• **Record excerpts**:
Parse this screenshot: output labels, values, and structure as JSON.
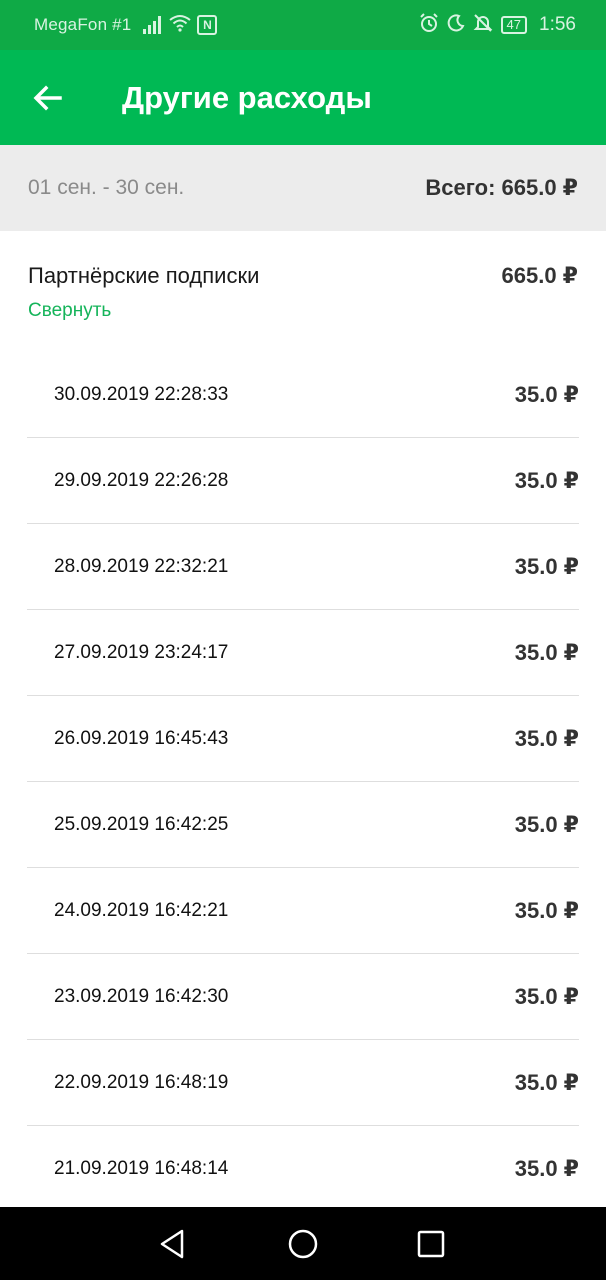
{
  "status_bar": {
    "carrier": "MegaFon #1",
    "battery": "47",
    "time": "1:56",
    "icons": [
      "signal-icon",
      "wifi-icon",
      "nfc-icon",
      "alarm-icon",
      "moon-icon",
      "bell-off-icon",
      "battery-icon"
    ]
  },
  "app_bar": {
    "title": "Другие расходы",
    "back_icon": "arrow-left-icon"
  },
  "period": {
    "range": "01 сен. - 30 сен.",
    "total": "Всего: 665.0 ₽"
  },
  "group": {
    "name": "Партнёрские подписки",
    "sum": "665.0 ₽",
    "collapse_label": "Свернуть"
  },
  "transactions": [
    {
      "datetime": "30.09.2019 22:28:33",
      "amount": "35.0 ₽"
    },
    {
      "datetime": "29.09.2019 22:26:28",
      "amount": "35.0 ₽"
    },
    {
      "datetime": "28.09.2019 22:32:21",
      "amount": "35.0 ₽"
    },
    {
      "datetime": "27.09.2019 23:24:17",
      "amount": "35.0 ₽"
    },
    {
      "datetime": "26.09.2019 16:45:43",
      "amount": "35.0 ₽"
    },
    {
      "datetime": "25.09.2019 16:42:25",
      "amount": "35.0 ₽"
    },
    {
      "datetime": "24.09.2019 16:42:21",
      "amount": "35.0 ₽"
    },
    {
      "datetime": "23.09.2019 16:42:30",
      "amount": "35.0 ₽"
    },
    {
      "datetime": "22.09.2019 16:48:19",
      "amount": "35.0 ₽"
    },
    {
      "datetime": "21.09.2019 16:48:14",
      "amount": "35.0 ₽"
    }
  ],
  "nav_bar": {
    "icons": [
      "back-triangle-icon",
      "home-circle-icon",
      "recents-square-icon"
    ]
  },
  "colors": {
    "status_bar": "#0faa46",
    "app_bar": "#00b954",
    "accent_link": "#15b45a",
    "period_bg": "#ececec"
  }
}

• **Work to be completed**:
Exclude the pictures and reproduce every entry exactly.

• **Task result**:
Parse this screenshot: output labels, values, and structure as JSON.
{
  "status_bar": {
    "carrier": "MegaFon #1",
    "battery": "47",
    "time": "1:56",
    "icons": [
      "signal-icon",
      "wifi-icon",
      "nfc-icon",
      "alarm-icon",
      "moon-icon",
      "bell-off-icon",
      "battery-icon"
    ]
  },
  "app_bar": {
    "title": "Другие расходы",
    "back_icon": "arrow-left-icon"
  },
  "period": {
    "range": "01 сен. - 30 сен.",
    "total": "Всего: 665.0 ₽"
  },
  "group": {
    "name": "Партнёрские подписки",
    "sum": "665.0 ₽",
    "collapse_label": "Свернуть"
  },
  "transactions": [
    {
      "datetime": "30.09.2019 22:28:33",
      "amount": "35.0 ₽"
    },
    {
      "datetime": "29.09.2019 22:26:28",
      "amount": "35.0 ₽"
    },
    {
      "datetime": "28.09.2019 22:32:21",
      "amount": "35.0 ₽"
    },
    {
      "datetime": "27.09.2019 23:24:17",
      "amount": "35.0 ₽"
    },
    {
      "datetime": "26.09.2019 16:45:43",
      "amount": "35.0 ₽"
    },
    {
      "datetime": "25.09.2019 16:42:25",
      "amount": "35.0 ₽"
    },
    {
      "datetime": "24.09.2019 16:42:21",
      "amount": "35.0 ₽"
    },
    {
      "datetime": "23.09.2019 16:42:30",
      "amount": "35.0 ₽"
    },
    {
      "datetime": "22.09.2019 16:48:19",
      "amount": "35.0 ₽"
    },
    {
      "datetime": "21.09.2019 16:48:14",
      "amount": "35.0 ₽"
    }
  ],
  "nav_bar": {
    "icons": [
      "back-triangle-icon",
      "home-circle-icon",
      "recents-square-icon"
    ]
  },
  "colors": {
    "status_bar": "#0faa46",
    "app_bar": "#00b954",
    "accent_link": "#15b45a",
    "period_bg": "#ececec"
  }
}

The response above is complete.